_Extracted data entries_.
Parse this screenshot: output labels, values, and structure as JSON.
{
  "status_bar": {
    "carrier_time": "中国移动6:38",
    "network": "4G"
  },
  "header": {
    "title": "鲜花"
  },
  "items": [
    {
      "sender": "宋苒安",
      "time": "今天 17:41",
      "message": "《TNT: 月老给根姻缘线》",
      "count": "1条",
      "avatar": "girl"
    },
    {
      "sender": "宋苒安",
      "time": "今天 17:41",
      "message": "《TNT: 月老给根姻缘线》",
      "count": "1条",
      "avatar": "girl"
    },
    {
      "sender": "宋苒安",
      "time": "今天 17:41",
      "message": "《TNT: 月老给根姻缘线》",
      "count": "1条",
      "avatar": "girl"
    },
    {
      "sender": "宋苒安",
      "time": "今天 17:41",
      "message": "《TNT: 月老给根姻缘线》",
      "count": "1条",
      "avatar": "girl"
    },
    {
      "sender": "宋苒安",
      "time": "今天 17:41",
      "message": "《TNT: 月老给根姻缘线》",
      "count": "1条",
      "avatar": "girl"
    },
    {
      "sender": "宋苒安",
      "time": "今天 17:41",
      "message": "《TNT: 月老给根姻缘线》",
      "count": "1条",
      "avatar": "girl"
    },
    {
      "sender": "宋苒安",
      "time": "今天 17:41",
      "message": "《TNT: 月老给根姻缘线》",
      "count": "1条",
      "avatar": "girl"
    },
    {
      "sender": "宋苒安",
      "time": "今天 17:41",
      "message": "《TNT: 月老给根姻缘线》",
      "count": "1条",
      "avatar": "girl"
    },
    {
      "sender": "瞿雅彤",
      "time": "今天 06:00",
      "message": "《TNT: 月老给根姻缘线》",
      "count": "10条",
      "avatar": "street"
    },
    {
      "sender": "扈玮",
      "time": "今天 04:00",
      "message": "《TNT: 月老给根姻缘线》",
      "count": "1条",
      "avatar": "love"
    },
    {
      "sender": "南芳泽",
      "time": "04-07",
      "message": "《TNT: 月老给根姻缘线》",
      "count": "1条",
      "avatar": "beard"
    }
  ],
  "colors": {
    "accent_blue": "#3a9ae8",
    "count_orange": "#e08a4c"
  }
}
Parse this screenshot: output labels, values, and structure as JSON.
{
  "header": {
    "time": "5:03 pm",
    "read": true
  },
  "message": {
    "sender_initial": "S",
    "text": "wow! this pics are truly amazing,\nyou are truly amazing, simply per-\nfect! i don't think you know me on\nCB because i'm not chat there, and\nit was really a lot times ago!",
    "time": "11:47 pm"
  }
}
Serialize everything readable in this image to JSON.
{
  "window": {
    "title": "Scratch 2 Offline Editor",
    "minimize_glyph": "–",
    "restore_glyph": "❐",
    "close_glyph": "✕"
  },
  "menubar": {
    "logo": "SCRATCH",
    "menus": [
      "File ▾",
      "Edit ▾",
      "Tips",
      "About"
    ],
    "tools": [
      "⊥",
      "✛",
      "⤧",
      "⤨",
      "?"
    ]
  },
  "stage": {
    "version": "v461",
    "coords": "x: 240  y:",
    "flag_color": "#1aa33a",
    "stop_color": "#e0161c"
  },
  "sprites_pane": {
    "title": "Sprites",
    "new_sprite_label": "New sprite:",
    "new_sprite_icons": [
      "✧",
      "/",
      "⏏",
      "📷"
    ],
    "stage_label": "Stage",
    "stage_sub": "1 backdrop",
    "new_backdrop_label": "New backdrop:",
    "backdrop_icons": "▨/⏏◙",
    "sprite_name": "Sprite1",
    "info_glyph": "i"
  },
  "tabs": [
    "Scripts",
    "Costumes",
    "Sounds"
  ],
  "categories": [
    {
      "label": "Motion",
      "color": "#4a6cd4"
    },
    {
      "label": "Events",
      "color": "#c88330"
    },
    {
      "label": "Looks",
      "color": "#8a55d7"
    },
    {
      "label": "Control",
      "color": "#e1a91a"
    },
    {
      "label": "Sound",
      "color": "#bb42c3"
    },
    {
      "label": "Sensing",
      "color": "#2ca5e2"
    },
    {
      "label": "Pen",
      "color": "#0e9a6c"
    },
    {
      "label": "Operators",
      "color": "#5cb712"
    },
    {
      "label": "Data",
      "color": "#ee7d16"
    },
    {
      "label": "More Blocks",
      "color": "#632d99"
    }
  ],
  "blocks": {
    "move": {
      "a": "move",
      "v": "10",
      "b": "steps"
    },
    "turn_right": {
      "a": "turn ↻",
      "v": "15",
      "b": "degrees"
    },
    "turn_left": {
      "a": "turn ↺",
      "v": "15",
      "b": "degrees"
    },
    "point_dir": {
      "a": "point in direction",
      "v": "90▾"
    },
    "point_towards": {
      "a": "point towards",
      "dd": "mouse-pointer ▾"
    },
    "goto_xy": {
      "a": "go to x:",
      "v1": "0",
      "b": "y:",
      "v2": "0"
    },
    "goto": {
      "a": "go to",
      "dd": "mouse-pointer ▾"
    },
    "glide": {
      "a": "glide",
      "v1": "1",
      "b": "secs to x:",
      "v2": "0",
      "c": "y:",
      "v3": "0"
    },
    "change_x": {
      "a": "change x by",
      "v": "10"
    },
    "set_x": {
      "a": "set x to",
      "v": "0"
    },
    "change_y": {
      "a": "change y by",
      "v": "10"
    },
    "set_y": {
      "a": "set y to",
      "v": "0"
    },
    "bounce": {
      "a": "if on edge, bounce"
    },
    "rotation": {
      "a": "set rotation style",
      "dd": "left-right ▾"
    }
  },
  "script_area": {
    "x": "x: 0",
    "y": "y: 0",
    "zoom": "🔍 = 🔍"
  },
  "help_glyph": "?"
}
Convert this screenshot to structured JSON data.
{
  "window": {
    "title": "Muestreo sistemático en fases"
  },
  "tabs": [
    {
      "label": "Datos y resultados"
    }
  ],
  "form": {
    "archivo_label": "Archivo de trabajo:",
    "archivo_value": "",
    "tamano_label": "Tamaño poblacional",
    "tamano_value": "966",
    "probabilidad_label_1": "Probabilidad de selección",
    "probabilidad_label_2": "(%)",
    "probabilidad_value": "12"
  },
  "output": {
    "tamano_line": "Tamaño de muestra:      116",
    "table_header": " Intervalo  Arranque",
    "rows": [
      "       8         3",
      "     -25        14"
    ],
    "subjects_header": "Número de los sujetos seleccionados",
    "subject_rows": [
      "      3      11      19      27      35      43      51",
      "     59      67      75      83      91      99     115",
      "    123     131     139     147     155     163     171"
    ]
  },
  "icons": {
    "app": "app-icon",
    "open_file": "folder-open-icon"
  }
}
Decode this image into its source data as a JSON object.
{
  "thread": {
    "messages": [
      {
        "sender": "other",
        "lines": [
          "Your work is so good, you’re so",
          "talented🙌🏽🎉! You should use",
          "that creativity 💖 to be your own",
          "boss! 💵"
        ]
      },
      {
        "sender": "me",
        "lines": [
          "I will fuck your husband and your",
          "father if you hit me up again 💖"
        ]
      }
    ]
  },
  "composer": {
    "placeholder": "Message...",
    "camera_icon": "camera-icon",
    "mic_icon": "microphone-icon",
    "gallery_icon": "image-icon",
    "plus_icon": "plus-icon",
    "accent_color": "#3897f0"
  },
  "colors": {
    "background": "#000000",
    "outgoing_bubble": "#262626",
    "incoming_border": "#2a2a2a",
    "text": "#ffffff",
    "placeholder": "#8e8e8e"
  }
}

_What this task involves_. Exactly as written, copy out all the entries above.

_Answer below_.
Parse this screenshot: output labels, values, and structure as JSON.
{
  "status_bar": {
    "carrier_time": "中国移动6:38",
    "network": "4G"
  },
  "header": {
    "title": "鲜花"
  },
  "items": [
    {
      "sender": "宋苒安",
      "time": "今天 17:41",
      "message": "《TNT: 月老给根姻缘线》",
      "count": "1条",
      "avatar": "girl"
    },
    {
      "sender": "宋苒安",
      "time": "今天 17:41",
      "message": "《TNT: 月老给根姻缘线》",
      "count": "1条",
      "avatar": "girl"
    },
    {
      "sender": "宋苒安",
      "time": "今天 17:41",
      "message": "《TNT: 月老给根姻缘线》",
      "count": "1条",
      "avatar": "girl"
    },
    {
      "sender": "宋苒安",
      "time": "今天 17:41",
      "message": "《TNT: 月老给根姻缘线》",
      "count": "1条",
      "avatar": "girl"
    },
    {
      "sender": "宋苒安",
      "time": "今天 17:41",
      "message": "《TNT: 月老给根姻缘线》",
      "count": "1条",
      "avatar": "girl"
    },
    {
      "sender": "宋苒安",
      "time": "今天 17:41",
      "message": "《TNT: 月老给根姻缘线》",
      "count": "1条",
      "avatar": "girl"
    },
    {
      "sender": "宋苒安",
      "time": "今天 17:41",
      "message": "《TNT: 月老给根姻缘线》",
      "count": "1条",
      "avatar": "girl"
    },
    {
      "sender": "宋苒安",
      "time": "今天 17:41",
      "message": "《TNT: 月老给根姻缘线》",
      "count": "1条",
      "avatar": "girl"
    },
    {
      "sender": "瞿雅彤",
      "time": "今天 06:00",
      "message": "《TNT: 月老给根姻缘线》",
      "count": "10条",
      "avatar": "street"
    },
    {
      "sender": "扈玮",
      "time": "今天 04:00",
      "message": "《TNT: 月老给根姻缘线》",
      "count": "1条",
      "avatar": "love"
    },
    {
      "sender": "南芳泽",
      "time": "04-07",
      "message": "《TNT: 月老给根姻缘线》",
      "count": "1条",
      "avatar": "beard"
    }
  ],
  "colors": {
    "accent_blue": "#3a9ae8",
    "count_orange": "#e08a4c"
  }
}
Parse this screenshot: output labels, values, and structure as JSON.
{
  "header": {
    "time": "5:03 pm",
    "read": true
  },
  "message": {
    "sender_initial": "S",
    "text": "wow! this pics are truly amazing,\nyou are truly amazing, simply per-\nfect! i don't think you know me on\nCB because i'm not chat there, and\nit was really a lot times ago!",
    "time": "11:47 pm"
  }
}
Serialize everything readable in this image to JSON.
{
  "window": {
    "title": "Scratch 2 Offline Editor",
    "minimize_glyph": "–",
    "restore_glyph": "❐",
    "close_glyph": "✕"
  },
  "menubar": {
    "logo": "SCRATCH",
    "menus": [
      "File ▾",
      "Edit ▾",
      "Tips",
      "About"
    ],
    "tools": [
      "⊥",
      "✛",
      "⤧",
      "⤨",
      "?"
    ]
  },
  "stage": {
    "version": "v461",
    "coords": "x: 240  y:",
    "flag_color": "#1aa33a",
    "stop_color": "#e0161c"
  },
  "sprites_pane": {
    "title": "Sprites",
    "new_sprite_label": "New sprite:",
    "new_sprite_icons": [
      "✧",
      "/",
      "⏏",
      "📷"
    ],
    "stage_label": "Stage",
    "stage_sub": "1 backdrop",
    "new_backdrop_label": "New backdrop:",
    "backdrop_icons": "▨/⏏◙",
    "sprite_name": "Sprite1",
    "info_glyph": "i"
  },
  "tabs": [
    "Scripts",
    "Costumes",
    "Sounds"
  ],
  "categories": [
    {
      "label": "Motion",
      "color": "#4a6cd4"
    },
    {
      "label": "Events",
      "color": "#c88330"
    },
    {
      "label": "Looks",
      "color": "#8a55d7"
    },
    {
      "label": "Control",
      "color": "#e1a91a"
    },
    {
      "label": "Sound",
      "color": "#bb42c3"
    },
    {
      "label": "Sensing",
      "color": "#2ca5e2"
    },
    {
      "label": "Pen",
      "color": "#0e9a6c"
    },
    {
      "label": "Operators",
      "color": "#5cb712"
    },
    {
      "label": "Data",
      "color": "#ee7d16"
    },
    {
      "label": "More Blocks",
      "color": "#632d99"
    }
  ],
  "blocks": {
    "move": {
      "a": "move",
      "v": "10",
      "b": "steps"
    },
    "turn_right": {
      "a": "turn ↻",
      "v": "15",
      "b": "degrees"
    },
    "turn_left": {
      "a": "turn ↺",
      "v": "15",
      "b": "degrees"
    },
    "point_dir": {
      "a": "point in direction",
      "v": "90▾"
    },
    "point_towards": {
      "a": "point towards",
      "dd": "mouse-pointer ▾"
    },
    "goto_xy": {
      "a": "go to x:",
      "v1": "0",
      "b": "y:",
      "v2": "0"
    },
    "goto": {
      "a": "go to",
      "dd": "mouse-pointer ▾"
    },
    "glide": {
      "a": "glide",
      "v1": "1",
      "b": "secs to x:",
      "v2": "0",
      "c": "y:",
      "v3": "0"
    },
    "change_x": {
      "a": "change x by",
      "v": "10"
    },
    "set_x": {
      "a": "set x to",
      "v": "0"
    },
    "change_y": {
      "a": "change y by",
      "v": "10"
    },
    "set_y": {
      "a": "set y to",
      "v": "0"
    },
    "bounce": {
      "a": "if on edge, bounce"
    },
    "rotation": {
      "a": "set rotation style",
      "dd": "left-right ▾"
    }
  },
  "script_area": {
    "x": "x: 0",
    "y": "y: 0",
    "zoom": "🔍 = 🔍"
  },
  "help_glyph": "?"
}
Convert this screenshot to structured JSON data.
{
  "window": {
    "title": "Muestreo sistemático en fases"
  },
  "tabs": [
    {
      "label": "Datos y resultados"
    }
  ],
  "form": {
    "archivo_label": "Archivo de trabajo:",
    "archivo_value": "",
    "tamano_label": "Tamaño poblacional",
    "tamano_value": "966",
    "probabilidad_label_1": "Probabilidad de selección",
    "probabilidad_label_2": "(%)",
    "probabilidad_value": "12"
  },
  "output": {
    "tamano_line": "Tamaño de muestra:      116",
    "table_header": " Intervalo  Arranque",
    "rows": [
      "       8         3",
      "     -25        14"
    ],
    "subjects_header": "Número de los sujetos seleccionados",
    "subject_rows": [
      "      3      11      19      27      35      43      51",
      "     59      67      75      83      91      99     115",
      "    123     131     139     147     155     163     171"
    ]
  },
  "icons": {
    "app": "app-icon",
    "open_file": "folder-open-icon"
  }
}
Decode this image into its source data as a JSON object.
{
  "thread": {
    "messages": [
      {
        "sender": "other",
        "lines": [
          "Your work is so good, you’re so",
          "talented🙌🏽🎉! You should use",
          "that creativity 💖 to be your own",
          "boss! 💵"
        ]
      },
      {
        "sender": "me",
        "lines": [
          "I will fuck your husband and your",
          "father if you hit me up again 💖"
        ]
      }
    ]
  },
  "composer": {
    "placeholder": "Message...",
    "camera_icon": "camera-icon",
    "mic_icon": "microphone-icon",
    "gallery_icon": "image-icon",
    "plus_icon": "plus-icon",
    "accent_color": "#3897f0"
  },
  "colors": {
    "background": "#000000",
    "outgoing_bubble": "#262626",
    "incoming_border": "#2a2a2a",
    "text": "#ffffff",
    "placeholder": "#8e8e8e"
  }
}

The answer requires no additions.